   Wscript.Echo "Registered Owner: " & objOS.RegisteredUser
   Wscript.Echo "Registered Organization: " & objOS.Organization
   Wscript.Echo "Product ID: " & objOS.SerialNumber
   objWMIDateTime.Value = objOS.InstallDate
   Wscript.Echo "Original Install Date: " & objWMIDateTime.GetVarDate
   objWMIDateTime.Value = objOS.LastBootUpTime
   Wscript.Echo "System Up Time: " & objWMIDateTime.GetVarDate
   Wscript.Echo "Windows Directory: " & objOS.WindowsDirectory
   Wscript.Echo "System Directory: " & objOS.SystemDirectory
   Wscript.Echo "BootDevice: " & objOS.BootDevice
   Wscript.Echo "System Locale: " & objOS.Locale
   Wscript.Echo "Time Zone: " & "GMT" & objOS.CurrentTimezone
   Wscript.Echo "Total Physical Memory: " & _
                round(objOS.TotalVisibleMemorySize / 1024) & " MB"
   Wscript.Echo "Available Physical Memory: " & _
                 round(objOS.FreePhysicalMemory / 1024) & " MB"
   Wscript.Echo "Page File: Max Size: " & _
                 round(objOS.TotalVirtualMemorySize / 1024) & " MB"
   Wscript.Echo "Page File: Available: " & _
                 round(objOS.FreeVirtualMemory / 1024) & " MB"
next

set colCS = objWMI.InstancesOf("Win32_ComputerSystem")
for each objCS in colCS
   Wscript.Echo "System Manufacturer: " & objCS.Manufacturer
   Wscript.Echo "System Model: " & objCS.Model
   Wscript.Echo "System Type: " & objCS.SystemType
   WScript.Echo "Domain: " & objCS.Domain
   Wscript.Echo "Processor(s): " & objCS.NumberofProcessors & _
                " Processor(s) Installed."
next

intCount = 0
set colProcs = objWMI.InstancesOf("Win32_Processor")
for each objProc in colProcs
   intCount = intCount + 1
   Wscript.Echo vbTab & "[" & intcount & "]: " & _
                objProc.Caption & " ~" & objProc.MaxClockSpeed & "Mhz"
next

set colBIOS = objWMI.InstancesOf("Win32_BIOS")
for each objBIOS in colBIOS
   Wscript.Echo "BIOS Version: " & objBIOS.Version
next

One command-line tool I didn’t mention in the solutions is wmic.exe.

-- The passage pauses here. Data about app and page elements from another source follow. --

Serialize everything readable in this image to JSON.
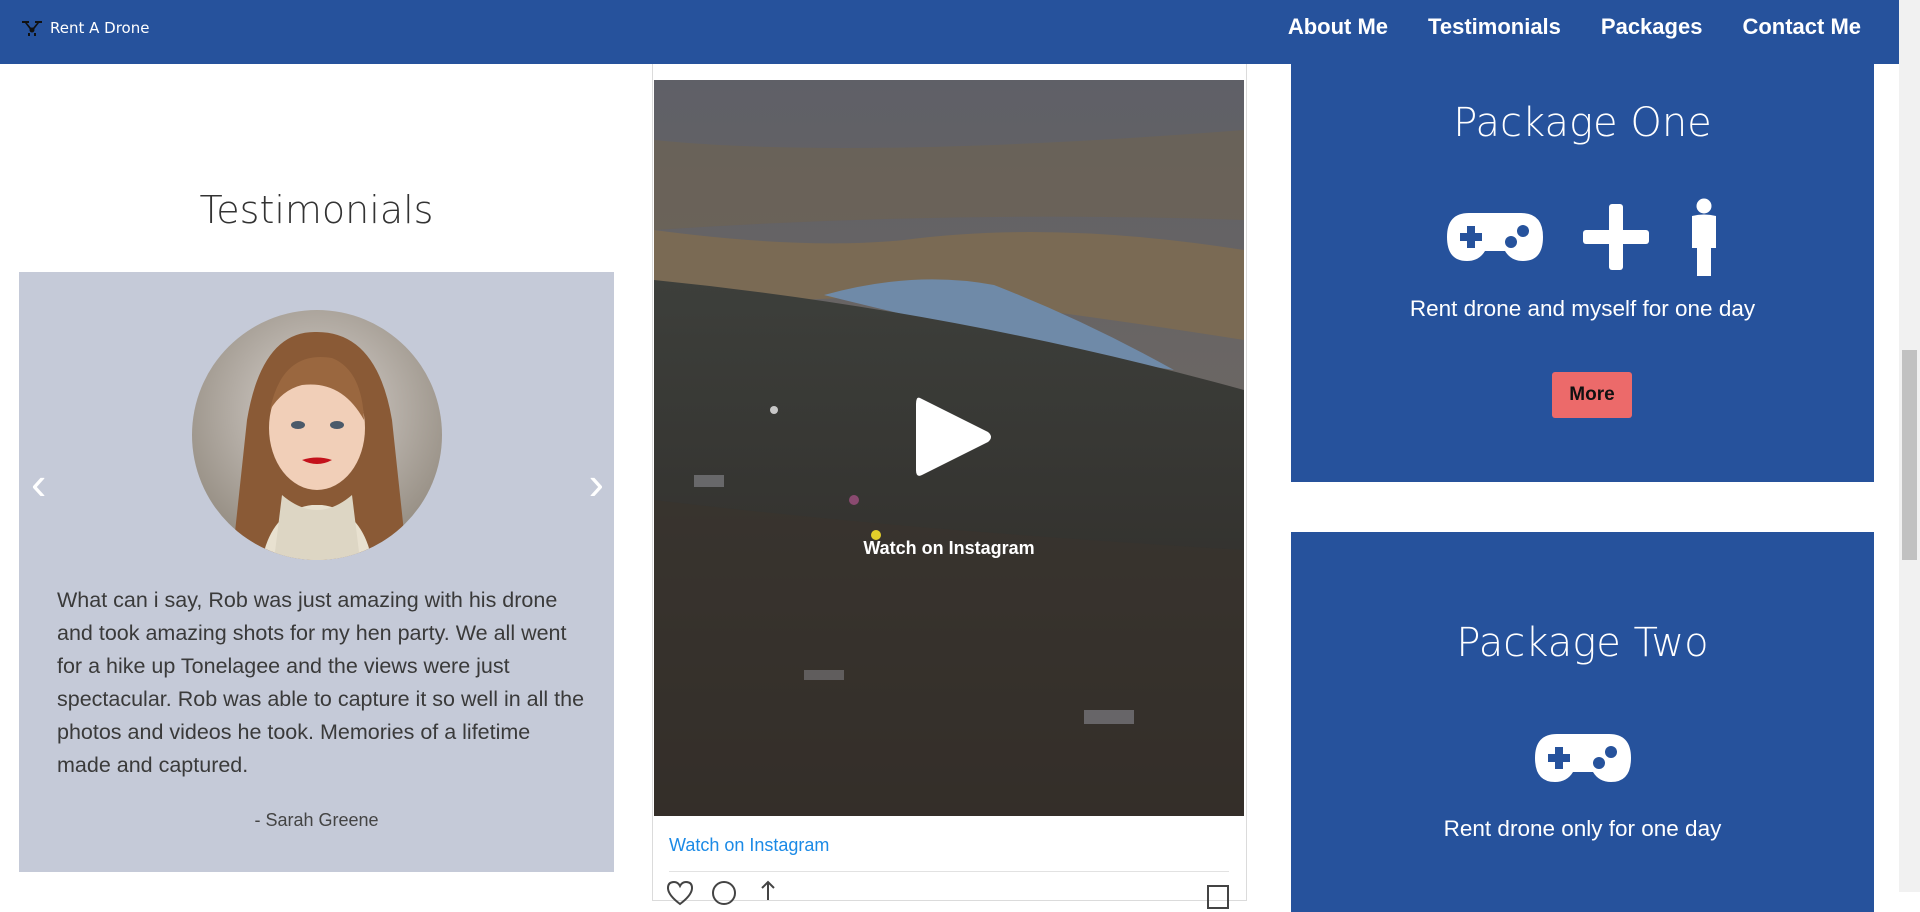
{
  "brand": {
    "name": "Rent A Drone",
    "icon": "drone-icon"
  },
  "nav": {
    "items": [
      {
        "label": "About Me"
      },
      {
        "label": "Testimonials"
      },
      {
        "label": "Packages"
      },
      {
        "label": "Contact Me"
      }
    ]
  },
  "testimonials": {
    "heading": "Testimonials",
    "prev_arrow": "‹",
    "next_arrow": "›",
    "quote": "What can i say, Rob was just amazing with his drone and took amazing shots for my hen party. We all went for a hike up Tonelagee and the views were just spectacular. Rob was able to capture it so well in all the photos and videos he took. Memories of a lifetime made and captured.",
    "author": "- Sarah Greene"
  },
  "instagram": {
    "video_overlay_text": "Watch on Instagram",
    "link_text": "Watch on Instagram",
    "link_color": "#1b8ae6",
    "icons": [
      "heart-icon",
      "comment-icon",
      "share-icon",
      "bookmark-icon"
    ]
  },
  "packages": [
    {
      "title": "Package One",
      "description": "Rent drone and myself for one day",
      "button": "More",
      "icons": [
        "gamepad-icon",
        "plus-icon",
        "person-icon"
      ]
    },
    {
      "title": "Package Two",
      "description": "Rent drone only for one day",
      "icons": [
        "gamepad-icon"
      ]
    }
  ],
  "colors": {
    "nav_bg": "#26529c",
    "package_bg": "#26529c",
    "testimonial_card_bg": "#c5cad8",
    "more_button_bg": "#ec6a6a"
  }
}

While it isn’t available for Windows 2000, it is very handy on Windows Server 2003. I can simulate pretty much everything that the scripting solution does in four commands. Here they are:

> wmic os list full
> wmic computersystem list full
> wmic cpu list full
> wmic bios list full

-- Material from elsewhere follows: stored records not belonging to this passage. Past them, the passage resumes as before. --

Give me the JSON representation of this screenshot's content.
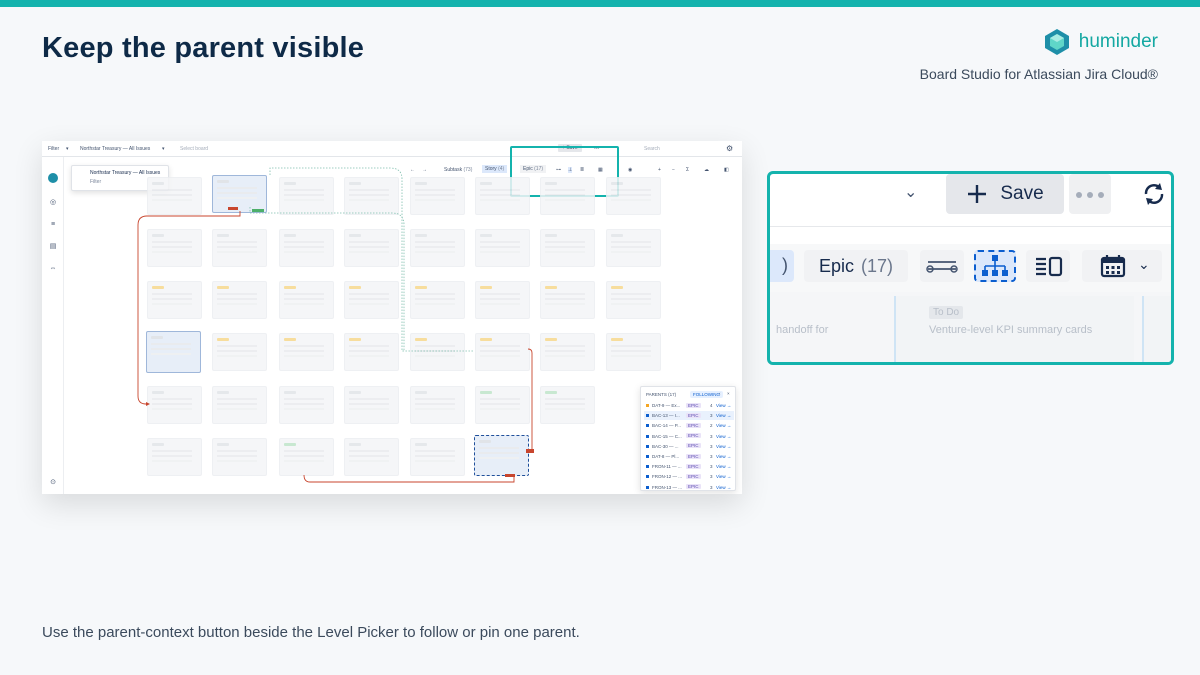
{
  "slide": {
    "title": "Keep the parent visible",
    "brand_name": "huminder",
    "tagline": "Board Studio for Atlassian Jira Cloud®",
    "caption": "Use the parent-context button beside the Level Picker to follow or pin one parent.",
    "accent_color": "#14b3ad"
  },
  "screenshot": {
    "topbar": {
      "filter_label": "Filter",
      "board_name": "Northstar Treasury — All Issues",
      "select_board_placeholder": "Select board",
      "save_label": "Save",
      "search_placeholder": "Search"
    },
    "filter_popover": {
      "title": "Northstar Treasury — All Issues",
      "subtitle": "Filter"
    },
    "toolbar": {
      "subtask_label": "Subtask",
      "subtask_count": "(73)",
      "story_label": "Story",
      "story_count": "(4)",
      "epic_label": "Epic",
      "epic_count": "(17)"
    },
    "parents_panel": {
      "header": "PARENTS (17)",
      "following_label": "FOLLOWING",
      "rows": [
        {
          "key": "DAT-9 — Ex...",
          "badge": "EPIC",
          "count": "4",
          "view": "View",
          "color": "#f5a623"
        },
        {
          "key": "BAC-13 — I...",
          "badge": "EPIC",
          "count": "3",
          "view": "View",
          "color": "#0b5ecf",
          "active": true
        },
        {
          "key": "BAC-14 — P...",
          "badge": "EPIC",
          "count": "2",
          "view": "View",
          "color": "#0b5ecf"
        },
        {
          "key": "BAC-15 — C...",
          "badge": "EPIC",
          "count": "3",
          "view": "View",
          "color": "#0b5ecf"
        },
        {
          "key": "BAC-30 — ...",
          "badge": "EPIC",
          "count": "3",
          "view": "View",
          "color": "#0b5ecf"
        },
        {
          "key": "DAT-8 — Pl...",
          "badge": "EPIC",
          "count": "3",
          "view": "View",
          "color": "#0b5ecf"
        },
        {
          "key": "FRON-11 — ...",
          "badge": "EPIC",
          "count": "3",
          "view": "View",
          "color": "#0b5ecf"
        },
        {
          "key": "FRON-12 — ...",
          "badge": "EPIC",
          "count": "3",
          "view": "View",
          "color": "#0b5ecf"
        },
        {
          "key": "FRON-13 — ...",
          "badge": "EPIC",
          "count": "3",
          "view": "View",
          "color": "#0b5ecf"
        }
      ]
    }
  },
  "zoom": {
    "save_label": "Save",
    "story_partial": ")",
    "epic_label": "Epic",
    "epic_count": "(17)",
    "ghost_texts": [
      "To Do",
      "handoff for",
      "Venture-level KPI summary cards"
    ]
  }
}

These commands actually print out more information than the scripting solution because they display all of the properties from the associated classes, not just the ones I chose to display. To run wmic against a remote computer, use the /node option and be sure to enclose the target server name in quotes:

> wmic /node:"srv01" os list full